== Dataset content
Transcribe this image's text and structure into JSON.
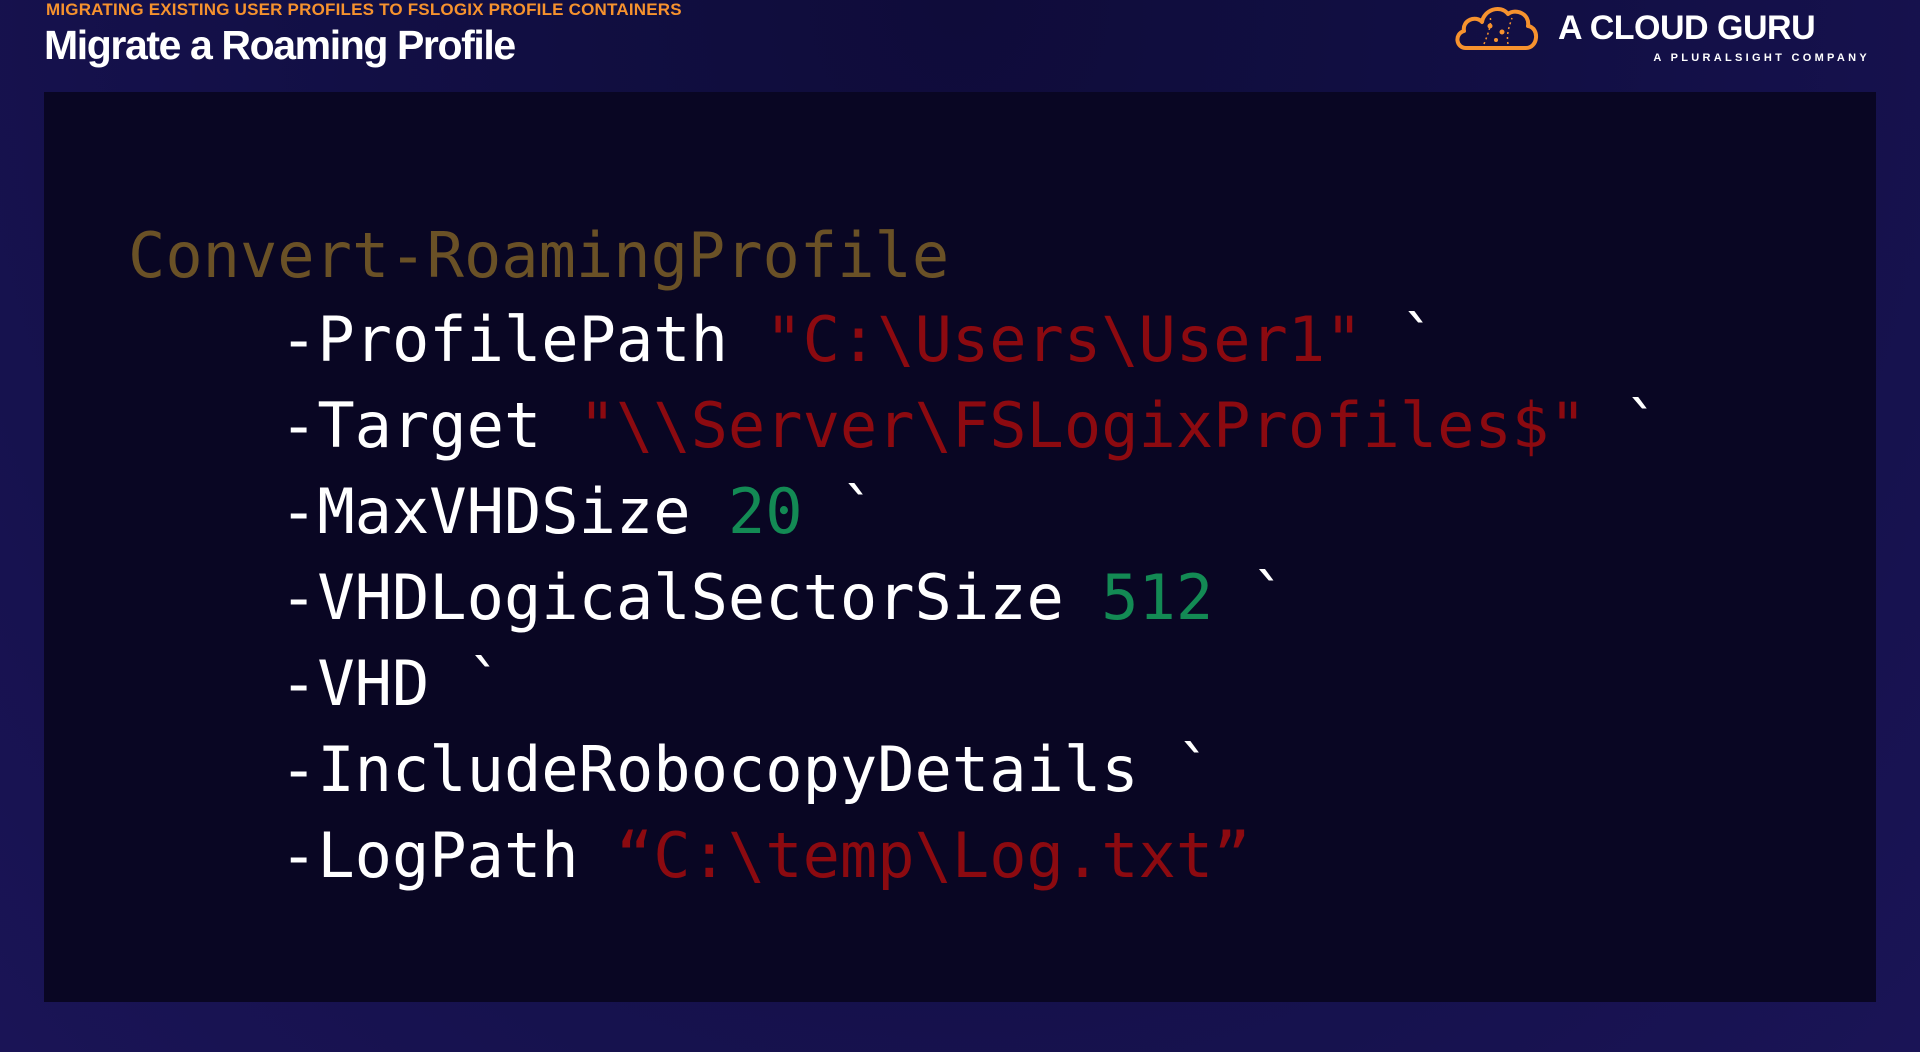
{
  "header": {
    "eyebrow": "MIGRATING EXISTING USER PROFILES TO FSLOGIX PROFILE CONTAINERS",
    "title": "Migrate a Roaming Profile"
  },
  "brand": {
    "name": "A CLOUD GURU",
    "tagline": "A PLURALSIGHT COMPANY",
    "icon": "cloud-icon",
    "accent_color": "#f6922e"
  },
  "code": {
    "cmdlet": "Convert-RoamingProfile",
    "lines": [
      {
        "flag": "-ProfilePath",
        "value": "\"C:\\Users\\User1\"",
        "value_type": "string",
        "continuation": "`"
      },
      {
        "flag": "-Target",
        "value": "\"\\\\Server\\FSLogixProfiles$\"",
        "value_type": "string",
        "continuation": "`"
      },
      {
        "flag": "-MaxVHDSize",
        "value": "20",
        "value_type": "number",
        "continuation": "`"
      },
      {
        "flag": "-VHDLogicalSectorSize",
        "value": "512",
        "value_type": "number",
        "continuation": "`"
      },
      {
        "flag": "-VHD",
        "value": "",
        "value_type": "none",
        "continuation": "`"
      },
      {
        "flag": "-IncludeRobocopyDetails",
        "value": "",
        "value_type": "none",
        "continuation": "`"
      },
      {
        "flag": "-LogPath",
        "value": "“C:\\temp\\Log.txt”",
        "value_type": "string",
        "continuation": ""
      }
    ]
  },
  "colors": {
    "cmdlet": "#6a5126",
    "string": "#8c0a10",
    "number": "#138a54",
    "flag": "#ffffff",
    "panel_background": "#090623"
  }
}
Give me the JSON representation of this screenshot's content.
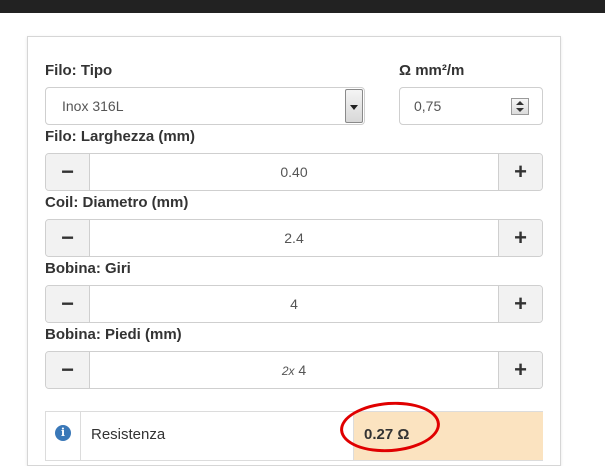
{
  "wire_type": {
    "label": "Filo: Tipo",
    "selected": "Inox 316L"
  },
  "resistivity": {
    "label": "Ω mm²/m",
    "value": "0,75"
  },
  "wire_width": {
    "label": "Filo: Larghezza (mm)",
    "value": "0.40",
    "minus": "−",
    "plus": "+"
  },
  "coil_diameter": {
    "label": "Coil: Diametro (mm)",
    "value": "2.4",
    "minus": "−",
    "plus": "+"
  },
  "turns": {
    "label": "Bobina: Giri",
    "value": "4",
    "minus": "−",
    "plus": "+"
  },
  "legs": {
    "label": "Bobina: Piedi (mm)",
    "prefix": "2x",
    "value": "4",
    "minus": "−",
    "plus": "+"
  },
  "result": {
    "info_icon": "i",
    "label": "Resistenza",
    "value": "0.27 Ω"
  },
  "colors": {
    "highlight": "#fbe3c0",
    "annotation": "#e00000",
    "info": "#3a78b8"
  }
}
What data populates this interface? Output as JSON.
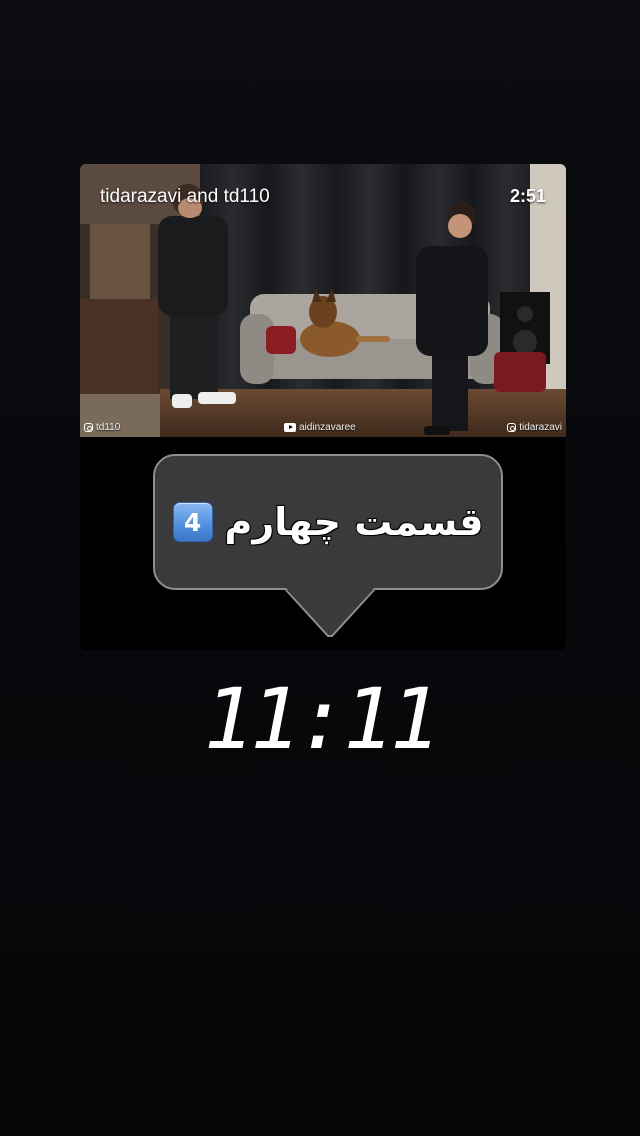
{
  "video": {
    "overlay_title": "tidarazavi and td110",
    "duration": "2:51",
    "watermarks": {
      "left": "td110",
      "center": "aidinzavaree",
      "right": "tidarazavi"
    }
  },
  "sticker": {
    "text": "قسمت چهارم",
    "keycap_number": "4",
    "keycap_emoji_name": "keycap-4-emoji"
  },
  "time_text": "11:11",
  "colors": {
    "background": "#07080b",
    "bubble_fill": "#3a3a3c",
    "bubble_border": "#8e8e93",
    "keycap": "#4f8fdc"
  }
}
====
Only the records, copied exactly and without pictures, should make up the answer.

Transcribe this image's text and structure into JSON.
{
  "header": {
    "eyebrow": "MIGRATING EXISTING USER PROFILES TO FSLOGIX PROFILE CONTAINERS",
    "title": "Migrate a Roaming Profile"
  },
  "brand": {
    "name": "A CLOUD GURU",
    "tagline": "A PLURALSIGHT COMPANY",
    "icon": "cloud-icon",
    "accent_color": "#f6922e"
  },
  "code": {
    "cmdlet": "Convert-RoamingProfile",
    "lines": [
      {
        "flag": "-ProfilePath",
        "value": "\"C:\\Users\\User1\"",
        "value_type": "string",
        "continuation": "`"
      },
      {
        "flag": "-Target",
        "value": "\"\\\\Server\\FSLogixProfiles$\"",
        "value_type": "string",
        "continuation": "`"
      },
      {
        "flag": "-MaxVHDSize",
        "value": "20",
        "value_type": "number",
        "continuation": "`"
      },
      {
        "flag": "-VHDLogicalSectorSize",
        "value": "512",
        "value_type": "number",
        "continuation": "`"
      },
      {
        "flag": "-VHD",
        "value": "",
        "value_type": "none",
        "continuation": "`"
      },
      {
        "flag": "-IncludeRobocopyDetails",
        "value": "",
        "value_type": "none",
        "continuation": "`"
      },
      {
        "flag": "-LogPath",
        "value": "“C:\\temp\\Log.txt”",
        "value_type": "string",
        "continuation": ""
      }
    ]
  },
  "colors": {
    "cmdlet": "#6a5126",
    "string": "#8c0a10",
    "number": "#138a54",
    "flag": "#ffffff",
    "panel_background": "#090623"
  }
}
Give me the JSON representation of this screenshot's content.
{
  "wire_type": {
    "label": "Filo: Tipo",
    "selected": "Inox 316L"
  },
  "resistivity": {
    "label": "Ω mm²/m",
    "value": "0,75"
  },
  "wire_width": {
    "label": "Filo: Larghezza (mm)",
    "value": "0.40",
    "minus": "−",
    "plus": "+"
  },
  "coil_diameter": {
    "label": "Coil: Diametro (mm)",
    "value": "2.4",
    "minus": "−",
    "plus": "+"
  },
  "turns": {
    "label": "Bobina: Giri",
    "value": "4",
    "minus": "−",
    "plus": "+"
  },
  "legs": {
    "label": "Bobina: Piedi (mm)",
    "prefix": "2x",
    "value": "4",
    "minus": "−",
    "plus": "+"
  },
  "result": {
    "info_icon": "i",
    "label": "Resistenza",
    "value": "0.27 Ω"
  },
  "colors": {
    "highlight": "#fbe3c0",
    "annotation": "#e00000",
    "info": "#3a78b8"
  }
}
What data populates this interface? Output as JSON.
{
  "video": {
    "overlay_title": "tidarazavi and td110",
    "duration": "2:51",
    "watermarks": {
      "left": "td110",
      "center": "aidinzavaree",
      "right": "tidarazavi"
    }
  },
  "sticker": {
    "text": "قسمت چهارم",
    "keycap_number": "4",
    "keycap_emoji_name": "keycap-4-emoji"
  },
  "time_text": "11:11",
  "colors": {
    "background": "#07080b",
    "bubble_fill": "#3a3a3c",
    "bubble_border": "#8e8e93",
    "keycap": "#4f8fdc"
  }
}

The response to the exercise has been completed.